Task details: Search the data below for the word "Lagernavn" and copy each line that holds it.

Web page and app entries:
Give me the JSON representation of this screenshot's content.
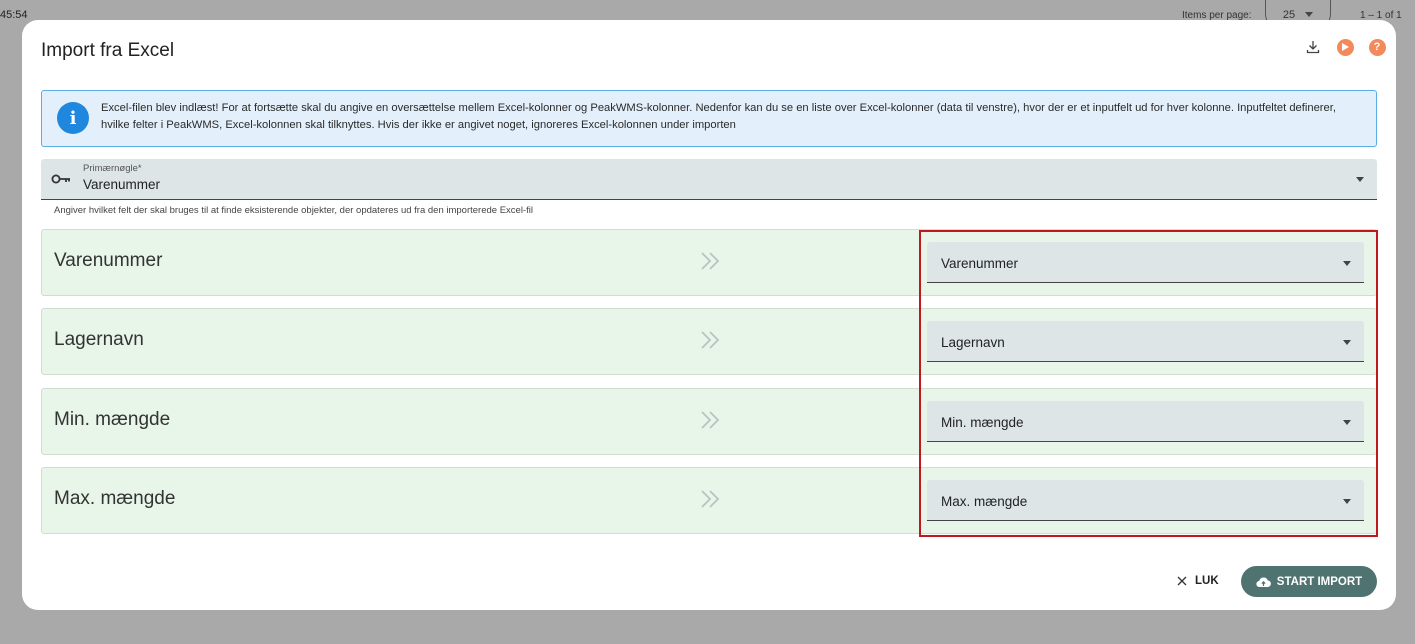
{
  "background": {
    "time": "45:54",
    "items_per_page_label": "Items per page:",
    "items_per_page_value": "25",
    "range": "1 – 1 of 1"
  },
  "dialog": {
    "title": "Import fra Excel",
    "header_icons": [
      "download-icon",
      "play-icon",
      "help-icon"
    ],
    "help_glyph": "?",
    "info": {
      "text": "Excel-filen blev indlæst! For at fortsætte skal du angive en oversættelse mellem Excel-kolonner og PeakWMS-kolonner. Nedenfor kan du se en liste over Excel-kolonner (data til venstre), hvor der er et inputfelt ud for hver kolonne. Inputfeltet definerer, hvilke felter i PeakWMS, Excel-kolonnen skal tilknyttes. Hvis der ikke er angivet noget, ignoreres Excel-kolonnen under importen"
    },
    "primary_key": {
      "label": "Primærnøgle*",
      "value": "Varenummer",
      "hint": "Angiver hvilket felt der skal bruges til at finde eksisterende objekter, der opdateres ud fra den importerede Excel-fil"
    },
    "mappings": [
      {
        "excel_column": "Varenummer",
        "field": "Varenummer"
      },
      {
        "excel_column": "Lagernavn",
        "field": "Lagernavn"
      },
      {
        "excel_column": "Min. mængde",
        "field": "Min. mængde"
      },
      {
        "excel_column": "Max. mængde",
        "field": "Max. mængde"
      }
    ],
    "actions": {
      "close_label": "LUK",
      "start_label": "START IMPORT"
    }
  },
  "colors": {
    "accent": "#4f7370",
    "info_blue": "#1f88de",
    "highlight": "#c0181f",
    "row_bg": "#e8f5e9",
    "orange_icon": "#f4895a"
  }
}
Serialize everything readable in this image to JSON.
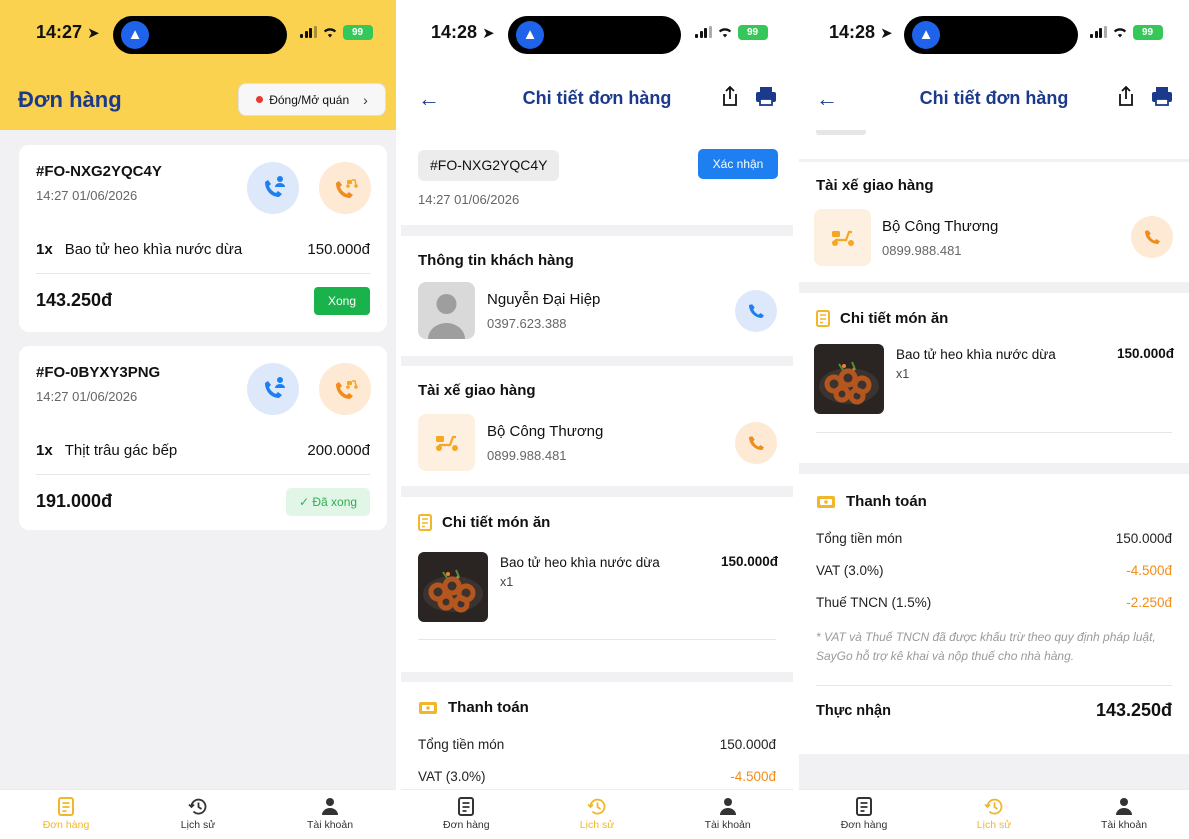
{
  "status_bar": {
    "s1_time": "14:27",
    "s2_time": "14:28",
    "s3_time": "14:28",
    "battery": "99"
  },
  "orders_screen": {
    "title": "Đơn hàng",
    "toggle_label": "Đóng/Mở quán",
    "orders": [
      {
        "id": "#FO-NXG2YQC4Y",
        "datetime": "14:27 01/06/2026",
        "qty": "1x",
        "item": "Bao tử heo khìa nước dừa",
        "price": "150.000đ",
        "total": "143.250đ",
        "action": "Xong"
      },
      {
        "id": "#FO-0BYXY3PNG",
        "datetime": "14:27 01/06/2026",
        "qty": "1x",
        "item": "Thịt trâu gác bếp",
        "price": "200.000đ",
        "total": "191.000đ",
        "status": "✓ Đã xong"
      }
    ]
  },
  "detail": {
    "title": "Chi tiết đơn hàng",
    "order_id": "#FO-NXG2YQC4Y",
    "datetime": "14:27 01/06/2026",
    "confirm_label": "Xác nhận",
    "customer_section": "Thông tin khách hàng",
    "customer_name": "Nguyễn Đại Hiệp",
    "customer_phone": "0397.623.388",
    "driver_section": "Tài xế giao hàng",
    "driver_name": "Bộ Công Thương",
    "driver_phone": "0899.988.481",
    "food_section": "Chi tiết món ăn",
    "food_name": "Bao tử heo khìa nước dừa",
    "food_qty": "x1",
    "food_price": "150.000đ",
    "payment_section": "Thanh toán",
    "subtotal_label": "Tổng tiền món",
    "subtotal_value": "150.000đ",
    "vat_label": "VAT (3.0%)",
    "vat_value": "-4.500đ",
    "pit_label": "Thuế TNCN (1.5%)",
    "pit_value": "-2.250đ",
    "tax_note": "* VAT và Thuế TNCN đã được khấu trừ theo quy định pháp luật, SayGo hỗ trợ kê khai và nộp thuế cho nhà hàng.",
    "net_label": "Thực nhận",
    "net_value": "143.250đ"
  },
  "tabs": {
    "orders": "Đơn hàng",
    "history": "Lịch sử",
    "account": "Tài khoản"
  },
  "colors": {
    "brand_yellow": "#fad24f",
    "title_blue": "#1b3a8c",
    "confirm_blue": "#1e7ff0",
    "done_green": "#19b24b",
    "negative_orange": "#f08c1c",
    "active_tab": "#f2b62b"
  }
}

Solution to the exercise:
        "excel_column": "Lagernavn",
        "field": "Lagernavn"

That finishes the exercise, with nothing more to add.